The study of chirality is important. As the authors of this work state, it can be a language for the micro to communicate with the macro, in this case, for bacteria to communicate how a biofilm should form. It may also give us clues as to how unicellular organisms work together as well as compete within communities.


From microbial biofilms to human migrations, spatial competition is central to the evolutionary history of many species. The boundary between expanding populations is the focal point of competition for space and resources and is of particular interest in ecology. For all Escherichia coli strains studied here, these boundaries move in a counterclockwise direction even when the competing strains have the same fitness. We find that chiral growth of bacterial colonies is strongly suppressed by the expression of extracellular features such as adhesive structures and pili. Experiments with other microbial species show that chiral growth is found in other bacteria and exclude cell wall biosynthesis and anisotropic shape as the primary causes of chirality. Instead, intimate contact with the substratum is necessary for chirality. Our results demonstrate that through a handful of surface molecules cells can fundamentally reorganize their migration patterns, which might affect intra- and interspecific competitions through colony morphology or other mechanisms.

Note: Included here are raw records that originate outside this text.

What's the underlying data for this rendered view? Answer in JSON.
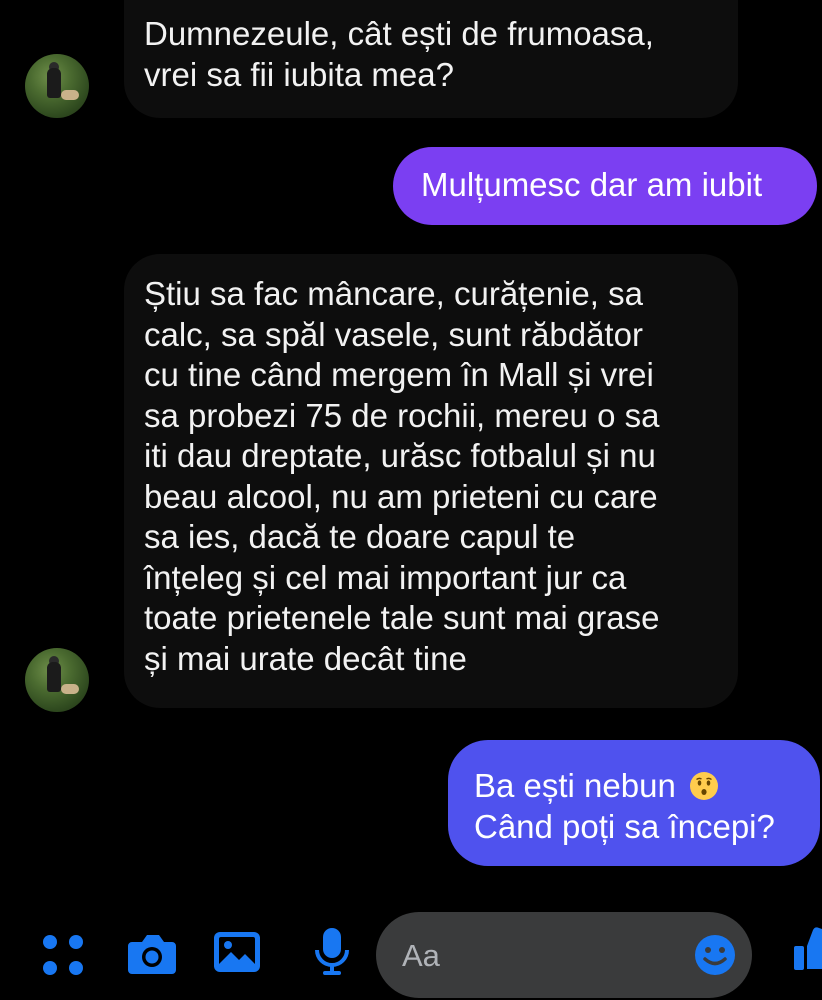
{
  "messages": [
    {
      "direction": "incoming",
      "lines": [
        "Dumnezeule, cât ești de frumoasa,",
        "vrei sa fii iubita mea?"
      ]
    },
    {
      "direction": "outgoing",
      "text": "Mulțumesc dar am iubit",
      "color": "#7b3ff2"
    },
    {
      "direction": "incoming",
      "lines": [
        "Știu sa fac mâncare, curățenie, sa",
        "calc, sa spăl vasele, sunt răbdător",
        "cu tine când mergem în Mall și vrei",
        "sa probezi 75 de rochii, mereu o sa",
        "iti dau dreptate, urăsc fotbalul și nu",
        "beau alcool, nu am prieteni cu care",
        "sa ies, dacă te doare capul te",
        "înțeleg și cel mai important jur ca",
        "toate prietenele tale sunt mai grase",
        "și mai urate decât tine"
      ]
    },
    {
      "direction": "outgoing",
      "lines": [
        "Ba ești nebun",
        "Când poți sa începi?"
      ],
      "emoji": "hushed-face-emoji",
      "color": "#4f52ee"
    }
  ],
  "composer": {
    "placeholder": "Aa"
  },
  "toolbar": {
    "icons": [
      "menu-dots-icon",
      "camera-icon",
      "image-icon",
      "microphone-icon",
      "emoji-icon",
      "thumbs-up-icon"
    ],
    "accent_color": "#1877f2"
  }
}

Chirality in microbial biofilms is mediated by close interactions between the cell surface and the substratum

Jauffred, Liselotte

Munk Vejborg, Rebecca

Korolev, Kirill S

Brown, Stanley

Oddershede, Lene B



Ben Libberton

Science Communicator, Freelance

I'm a freelance science communicator, formerly a Postdoc in the biofilm field. I'm interested in how bacteria cause disease and look to technology to produce novel tools to study and ultimately prevent infection.